JEFFERSON CITY, Mo (Oct. 2, 2018) State Auditor Nicole Galloway recently released a report of the Temporary Assistance for Needy Families (TANF) program, which found more could be done to ensure quick detection of improper activity. Changes to the program in 2014 resulted in the implementation of policies and practices to prevent inappropriate transactions, but the audit found several specific circumstances where these processes can be improved.
"This report includes specific recommendations to address concerns and improve processes within the TANF program to better protect taxpayer dollars," Auditor Galloway said. "I'm encouraged to see changes already underway to promptly detect and address misuse."
The TANF program provides cash to eligible low-income families for clothing, utilities and other services for the household's children by loading them on to electronic benefits transfer (EBT) cards. The federal program is administered through the Missouri Department of Social Services (DSS). During 2016 and 2017, the state provided more than $73.7 million in TANF benefits to Missouri residents. On average, TANF households in Missouri receive about $211 a month.

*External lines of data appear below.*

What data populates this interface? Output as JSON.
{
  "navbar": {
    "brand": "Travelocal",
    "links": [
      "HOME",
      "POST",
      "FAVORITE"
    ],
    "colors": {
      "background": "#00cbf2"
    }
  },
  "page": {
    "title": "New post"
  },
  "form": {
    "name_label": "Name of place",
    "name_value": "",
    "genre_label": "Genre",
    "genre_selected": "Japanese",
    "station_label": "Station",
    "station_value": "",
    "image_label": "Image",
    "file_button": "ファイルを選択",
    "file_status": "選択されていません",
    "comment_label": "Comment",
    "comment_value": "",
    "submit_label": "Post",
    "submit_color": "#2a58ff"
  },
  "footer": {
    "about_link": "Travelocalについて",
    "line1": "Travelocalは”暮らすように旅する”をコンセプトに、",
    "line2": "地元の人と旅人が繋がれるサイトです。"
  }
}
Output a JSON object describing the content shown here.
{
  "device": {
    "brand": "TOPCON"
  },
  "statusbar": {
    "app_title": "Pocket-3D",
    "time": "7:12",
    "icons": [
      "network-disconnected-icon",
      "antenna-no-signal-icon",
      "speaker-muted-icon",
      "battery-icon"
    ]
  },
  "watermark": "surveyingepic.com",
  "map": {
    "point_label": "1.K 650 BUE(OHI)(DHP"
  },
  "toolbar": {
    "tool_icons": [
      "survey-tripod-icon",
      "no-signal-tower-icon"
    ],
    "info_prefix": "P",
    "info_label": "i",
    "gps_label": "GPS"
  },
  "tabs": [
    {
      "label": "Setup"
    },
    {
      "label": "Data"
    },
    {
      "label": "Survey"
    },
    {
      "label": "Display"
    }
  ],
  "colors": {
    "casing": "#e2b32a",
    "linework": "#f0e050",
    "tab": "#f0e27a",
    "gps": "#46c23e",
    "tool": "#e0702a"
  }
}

Under state law, TANF benefits cannot be used at liquor stores and casinos or to purchase alcohol, lottery tickets or tobacco products. There is a system to review transactions and block prohibited venues, but the audit found these reviews were not performed from Oct. 1, 2016-Dec. 31, 2017. During that time, approximately 1,400 transactions totaling $62,400 took place at about 100 venues later identified as prohibited. If reviews had been conducted during that time, some of these transactions would have been blocked.
The audit also identified 595 recipients whose transactions took place exclusively out of state for 90 consecutive days or more. While some out-of-state use is permitted under federal guidelines, it is also an indication that a recipient may no longer be a Missouri resident and no longer eligible for benefits through the state. In some cases, the DSS ultimately detected the out-of-state activity and took action, but the audit found these situations could have been addressed more quickly with better data analytics.
In those cases that improper payments are identified, the DSS has a process to close the case. Under federal guidelines, a recipient can once again become eligible to receive benefits, but the DSS can file a claim to recover overpayments over time. The audit found several instances where the DSS discovered incarcerated individuals receiving benefits. Their cases were closed, but the DSS did not always establish claims to recoup overpayments that had occurred if the cases reopened.
The audit, which was performed by the Auditor's data analytics team, reviewed transactions from 2016 and 2017. In several specific cases, the DSS took action after auditors brought forward concerns.
The full data analytics report on Temporary Assistance for Needy Families is online here.